Being Well

Pain needs a response. In childhood, the response to pain is often crying. However, there are many responses to pain in childhood. My granddaughter lies down on the floor and rolls. Some children stamp their legs, shake their head, or call out, “No No No.” Another favorite is to shrivel up and sink into the floor silently. Each response is a way for the child to use their resources to respond. Adults, who have complex intellectual and emotional functioning, need a different kind of response. Yet a response is still essential.

A famous writer once took an art class. She was not feeling comfortable and still wanted to draw. She told the teacher she felt there was a block. The teacher responded,

Paint this block; let the brush express your discomfort.

What happens when there is no personal response? What happens when there is no way to creatively and energetically express what is overwhelming? Chaos, oftentimes destructive chaos. When pain occurs and we inflict others in some way then we sink into the pain that has been made more complex by victimizing others after we have been victimized. It can go on forever. Pain has been spilled through generations in one family, and with many families.

What would happen if each person explores a personally gratifying way to respond to pain. It might be artistic, musical, literary, athletic, walking, singing, speaking, gardening. This would be a manner of pouring pain into emotional, physical, or intellectual expression. Many people have found that pain is transformed when expressed.

The opposite of expressing pain is falling victim to pain which causes someone suffering pain to “take out their pain onto others”. Falling victim to pain often catalyzes violence, child abuse spousal abuse, self-affliction and another form of illness including some forms of mental illness. There was a story years ago about a woman who was often hysterical and angry and everyone avoided her. No one took up her plight or supported her. She eventually got pregnant, had a child and on a day where the pain was overwhelming, she ended the child’s life. When she was asked, she said

“The pain was too much.”

We are suggesting an exploration of the notion that pain expressed is pain halved and pain without expression is pain doubled. We are suggesting that just as people take seriously to eat regularly, bathe frequently, it is a human need to respond to the pain of life instead of becoming pain’s victim. Finding the right expression can be a process of trial and error, or giving many expressions a try. personally, after trying weaving, recorder, I found that yoga and painting help me grow no matter what life dishes out!
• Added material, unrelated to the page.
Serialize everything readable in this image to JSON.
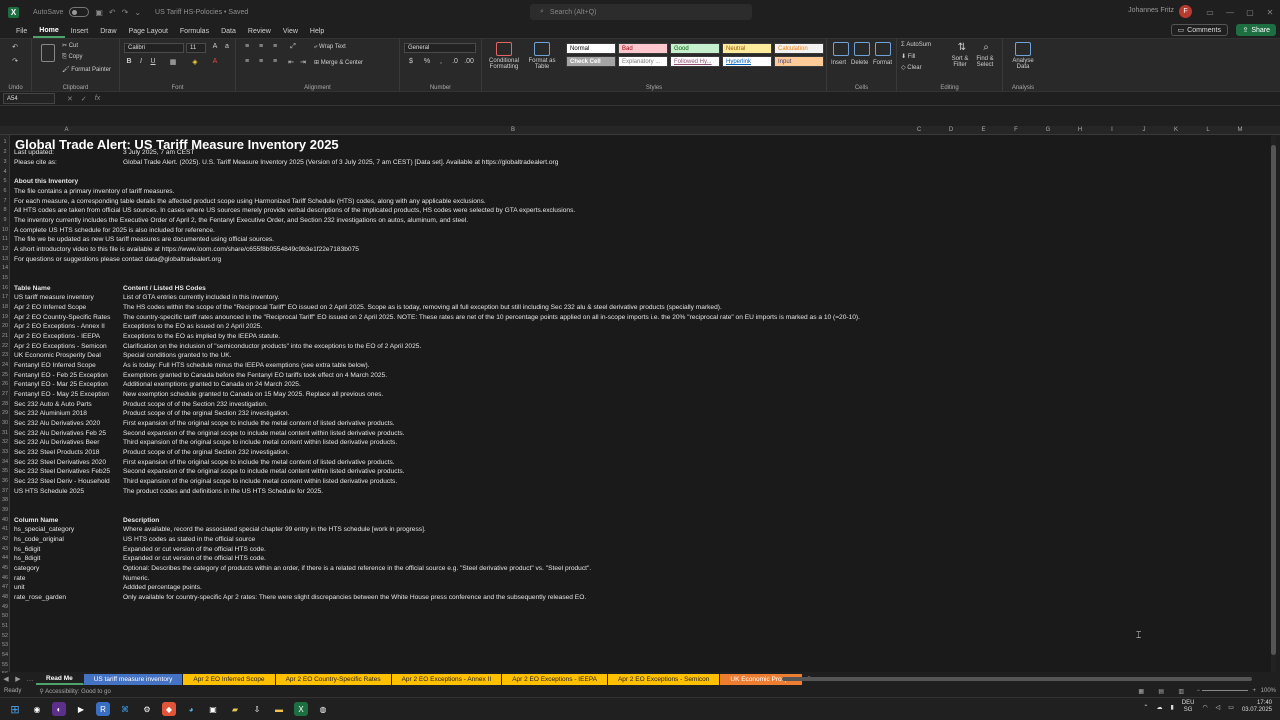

Hatzlacha and feel free to write about your discoveries!

About the Author
Chana Rochel Frumin is the founder/director of The Jerusalem Narrative Therapy Institute with over 30 years experience in marital and family counseling in the Jerusalem area.